Frederick Douglass details the horrors of American slavery quite eloquently in his Narrative of the Life of Frederick Douglass, An American Slave, Written by Himself(1845). In fact, for many scholars, teachers, and students, Douglass's narrative is, as James Olney posits in his essay, "`I Was Born': Slave Narratives, Their Status as Autobiography and as Literature," "the greatest of them all" in presenting "what slavery is really like" (Davis and Gates 154). Olney goes on to use Douglass's narrative as the model upon which to compare and contrast all other slave narratives, establishing what he identifies as a "Master Plan for Slave Narratives," a plan that is recognizably male-centered and focused on discovery of masculine selfhood, chronological and linear journeying spatially and temporally, emotional separations of family relations, Divine deliverance, attacks on Christian hypocrisy, existential pondering, veiled accounts of escape, physical beatings and other mutilations, a burning desire for and the attaining of literacy, and accounts of masculine physical prowess in "mastering the master." Douglass's narrative--with its clever turns of phrase, rich figurative language, and deep symbolisms--is also a testimony of how literacy transforms a slave into a man, or in Douglass's words: "how a man was made a slave; [and] how a slave was made a man" (Douglass 685). While Douglass here speaks of his physical stamina demonstrated in the seemingly impossible two-hour scrape with Mr. Covey, one might easily see how literacy itself transforms an alleged barbarian and an uncivilized animal into a human capable of creative expression and intellectual pursuits.

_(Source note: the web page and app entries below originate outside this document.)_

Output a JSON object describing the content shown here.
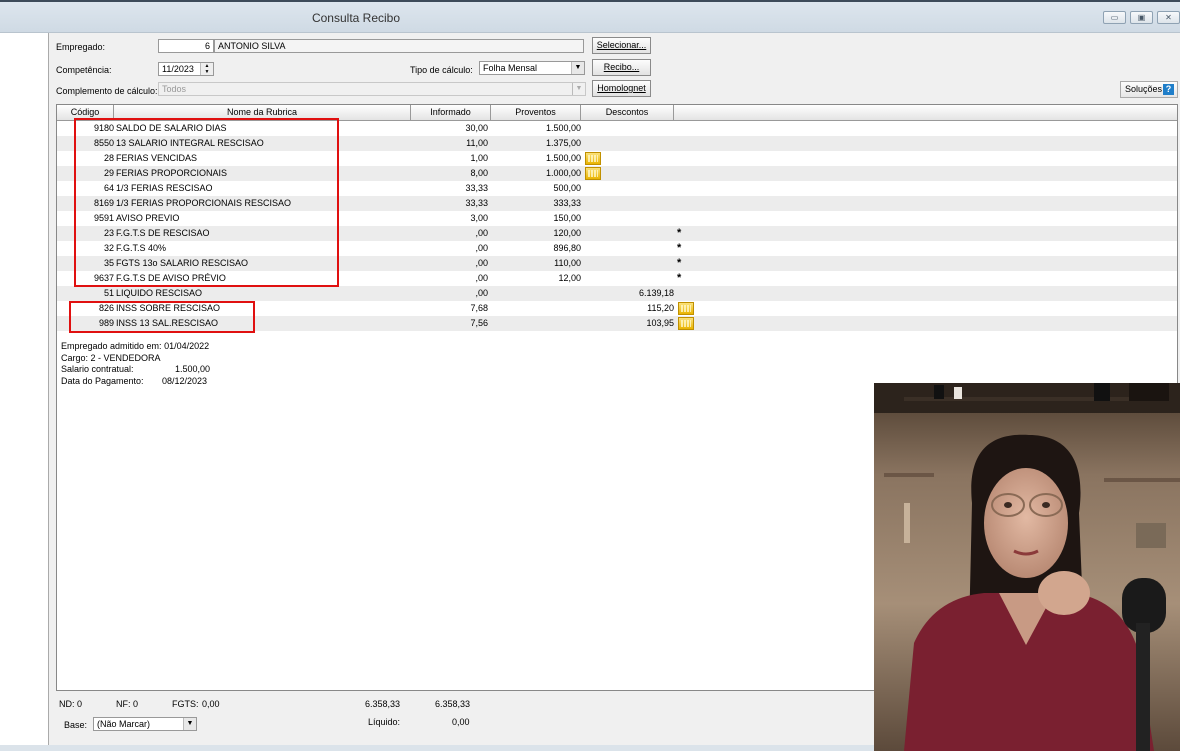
{
  "window": {
    "title": "Consulta Recibo",
    "controls": {
      "minimize": "▭",
      "maximize": "▣",
      "close": "✕"
    }
  },
  "form": {
    "empregado_label": "Empregado:",
    "empregado_code": "6",
    "empregado_name": "ANTONIO SILVA",
    "competencia_label": "Competência:",
    "competencia_value": "11/2023",
    "tipo_label": "Tipo de cálculo:",
    "tipo_value": "Folha Mensal",
    "complemento_label": "Complemento de cálculo:",
    "complemento_value": "Todos"
  },
  "buttons": {
    "selecionar": "Selecionar...",
    "recibo": "Recibo...",
    "homolognet": "Homolognet",
    "solucoes": "Soluções"
  },
  "table": {
    "headers": {
      "codigo": "Código",
      "nome": "Nome da Rubrica",
      "informado": "Informado",
      "proventos": "Proventos",
      "descontos": "Descontos"
    },
    "rows": [
      {
        "codigo": "9180",
        "nome": "SALDO DE SALARIO DIAS",
        "informado": "30,00",
        "proventos": "1.500,00",
        "descontos": "",
        "calc": false,
        "mark": ""
      },
      {
        "codigo": "8550",
        "nome": "13 SALARIO INTEGRAL RESCISAO",
        "informado": "11,00",
        "proventos": "1.375,00",
        "descontos": "",
        "calc": false,
        "mark": ""
      },
      {
        "codigo": "28",
        "nome": "FERIAS VENCIDAS",
        "informado": "1,00",
        "proventos": "1.500,00",
        "descontos": "",
        "calc": true,
        "mark": ""
      },
      {
        "codigo": "29",
        "nome": "FERIAS PROPORCIONAIS",
        "informado": "8,00",
        "proventos": "1.000,00",
        "descontos": "",
        "calc": true,
        "mark": ""
      },
      {
        "codigo": "64",
        "nome": "1/3 FERIAS RESCISAO",
        "informado": "33,33",
        "proventos": "500,00",
        "descontos": "",
        "calc": false,
        "mark": ""
      },
      {
        "codigo": "8169",
        "nome": "1/3 FERIAS PROPORCIONAIS RESCISAO",
        "informado": "33,33",
        "proventos": "333,33",
        "descontos": "",
        "calc": false,
        "mark": ""
      },
      {
        "codigo": "9591",
        "nome": "AVISO PREVIO",
        "informado": "3,00",
        "proventos": "150,00",
        "descontos": "",
        "calc": false,
        "mark": ""
      },
      {
        "codigo": "23",
        "nome": "F.G.T.S DE RESCISAO",
        "informado": ",00",
        "proventos": "120,00",
        "descontos": "",
        "calc": false,
        "mark": "*"
      },
      {
        "codigo": "32",
        "nome": "F.G.T.S 40%",
        "informado": ",00",
        "proventos": "896,80",
        "descontos": "",
        "calc": false,
        "mark": "*"
      },
      {
        "codigo": "35",
        "nome": "FGTS 13o SALARIO RESCISAO",
        "informado": ",00",
        "proventos": "110,00",
        "descontos": "",
        "calc": false,
        "mark": "*"
      },
      {
        "codigo": "9637",
        "nome": "F.G.T.S DE AVISO PRÉVIO",
        "informado": ",00",
        "proventos": "12,00",
        "descontos": "",
        "calc": false,
        "mark": "*"
      },
      {
        "codigo": "51",
        "nome": "LIQUIDO RESCISAO",
        "informado": ",00",
        "proventos": "",
        "descontos": "6.139,18",
        "calc": false,
        "mark": ""
      },
      {
        "codigo": "826",
        "nome": "INSS SOBRE RESCISAO",
        "informado": "7,68",
        "proventos": "",
        "descontos": "115,20",
        "calc": true,
        "mark": ""
      },
      {
        "codigo": "989",
        "nome": "INSS 13 SAL.RESCISAO",
        "informado": "7,56",
        "proventos": "",
        "descontos": "103,95",
        "calc": true,
        "mark": ""
      }
    ]
  },
  "info": {
    "admitido_label": "Empregado admitido em:",
    "admitido_value": "01/04/2022",
    "cargo": "Cargo: 2 - VENDEDORA",
    "salario_label": "Salario contratual:",
    "salario_value": "1.500,00",
    "pagamento_label": "Data do Pagamento:",
    "pagamento_value": "08/12/2023"
  },
  "footer": {
    "nd": "ND: 0",
    "nf": "NF: 0",
    "fgts_label": "FGTS:",
    "fgts_value": "0,00",
    "total_proventos": "6.358,33",
    "total_descontos": "6.358,33",
    "liquido_label": "Líquido:",
    "liquido_value": "0,00",
    "base_label": "Base:",
    "base_value": "(Não Marcar)"
  }
}
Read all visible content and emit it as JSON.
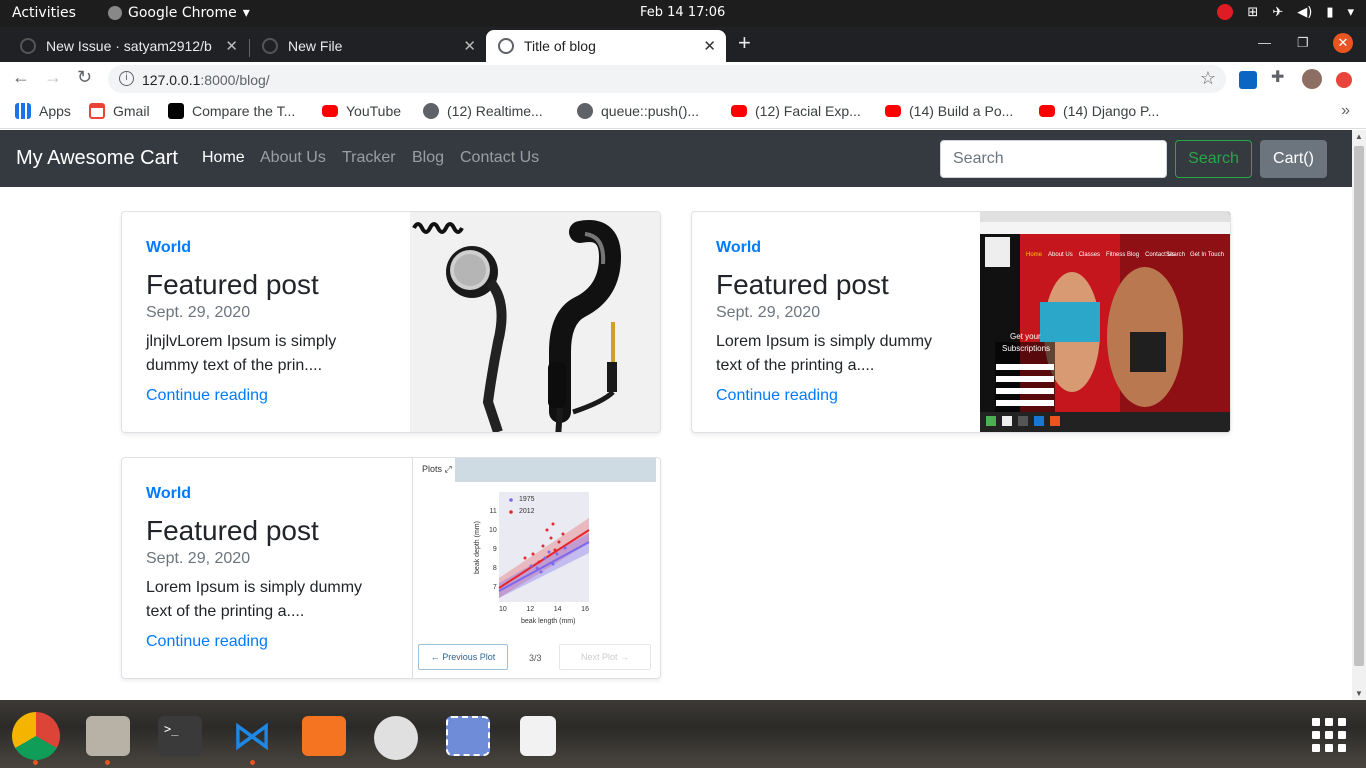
{
  "system": {
    "activities": "Activities",
    "app_name": "Google Chrome",
    "clock": "Feb 14  17:06"
  },
  "tabs": [
    {
      "label": "New Issue · satyam2912/b",
      "active": false
    },
    {
      "label": "New File",
      "active": false
    },
    {
      "label": "Title of blog",
      "active": true
    }
  ],
  "toolbar": {
    "url_host": "127.0.0.1",
    "url_path": ":8000/blog/"
  },
  "bookmarks": [
    {
      "label": "Apps",
      "icon": "apps-grid-icon"
    },
    {
      "label": "Gmail",
      "icon": "gmail-icon"
    },
    {
      "label": "Compare the T...",
      "icon": "hackerrank-icon"
    },
    {
      "label": "YouTube",
      "icon": "youtube-icon"
    },
    {
      "label": "(12) Realtime...",
      "icon": "globe-icon"
    },
    {
      "label": "queue::push()...",
      "icon": "globe-icon"
    },
    {
      "label": "(12) Facial Exp...",
      "icon": "youtube-icon"
    },
    {
      "label": "(14) Build a Po...",
      "icon": "youtube-icon"
    },
    {
      "label": "(14) Django P...",
      "icon": "youtube-icon"
    }
  ],
  "site": {
    "brand": "My Awesome Cart",
    "nav": [
      "Home",
      "About Us",
      "Tracker",
      "Blog",
      "Contact Us"
    ],
    "search_placeholder": "Search",
    "search_button": "Search",
    "cart_button": "Cart()"
  },
  "posts": [
    {
      "category": "World",
      "title": "Featured post",
      "date": "Sept. 29, 2020",
      "excerpt": "jlnjlvLorem Ipsum is simply dummy text of the prin....",
      "link": "Continue reading"
    },
    {
      "category": "World",
      "title": "Featured post",
      "date": "Sept. 29, 2020",
      "excerpt": "Lorem Ipsum is simply dummy text of the printing a....",
      "link": "Continue reading"
    },
    {
      "category": "World",
      "title": "Featured post",
      "date": "Sept. 29, 2020",
      "excerpt": "Lorem Ipsum is simply dummy text of the printing a....",
      "link": "Continue reading"
    }
  ],
  "fitness_thumb": {
    "nav": [
      "Home",
      "About Us",
      "Classes",
      "Fitness Blog",
      "Contact Us"
    ],
    "buttons": [
      "Search",
      "Get In Touch"
    ],
    "headline_1": "Get your",
    "headline_2": "Subscriptions"
  },
  "plot_thumb": {
    "tab": "Plots",
    "legend": [
      "1975",
      "2012"
    ],
    "ylabel": "beak depth (mm)",
    "xlabel": "beak length (mm)",
    "yticks": [
      "11",
      "10",
      "9",
      "8",
      "7"
    ],
    "xticks": [
      "10",
      "12",
      "14",
      "16"
    ],
    "prev": "Previous Plot",
    "page": "3/3",
    "next": "Next Plot",
    "series_colors": [
      "#7b68ee",
      "#e8262c"
    ]
  },
  "colors": {
    "navbar_bg": "#343a40",
    "link_blue": "#007bff",
    "search_green": "#28a745",
    "cart_grey": "#6c757d",
    "ubuntu_orange": "#e95420"
  }
}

Yet Douglass's narrative does not address the peculiar and particular positioning of slave women except as objects of masters' sexual desires and for masters' economic gains. While Douglass offers emotionally provocative details of his Aunt Hester's naked assault by a lecherous master, and of his old grandmother's abandonment and exile after years of productivity--literally and figuratively--his narrative remains nevertheless a masculine-centered account of slavery. Harriet Jacobs moves beyond Douglass's account of slavery to particularize the conditions of female slaves in Incidents in the Life of a Slave Girl, Written by Herself(1861). Through Linda Brent's experiences with an aggressively lecherous master, Dr. Flint, Jacobs shows the double noose of race and gender for female slaves. She includes no great awakenings to selfhood as does Douglass, but rather details experiences to stir Northern white abolitionist women to action on behalf of their enslaved' sisters. Jacobs highlights the gender-specific complexities of a slave woman compelled to compromise her virtue in order to author her life.(1)
In her short story, "The Child Who Favors Daughter," from the collection In Love and Trouble: Stories of Black Women (1973), Alice Walker revisits and revises the slave narrative genre. An account of black female enslavement by black men who position themselves as "masters," Walker's story is a kind of inverted slave narrative with familial, racial, and gender reversals, with redefinitions of authority and power. While the story bears a striking resemblance to Harriet Jacobs's Incidents and Mary Prince's The History of Mary Prince, a West Indian Slave (1831), it complicates notions of enslavement and liberation. In the tradition of Harriet Jacobs's account of her personal experiences as a slave, "The Child Who Favored Daughter"(2) is generally about female subjugation in a patriarchal society, a society of men who objectify women sexually. …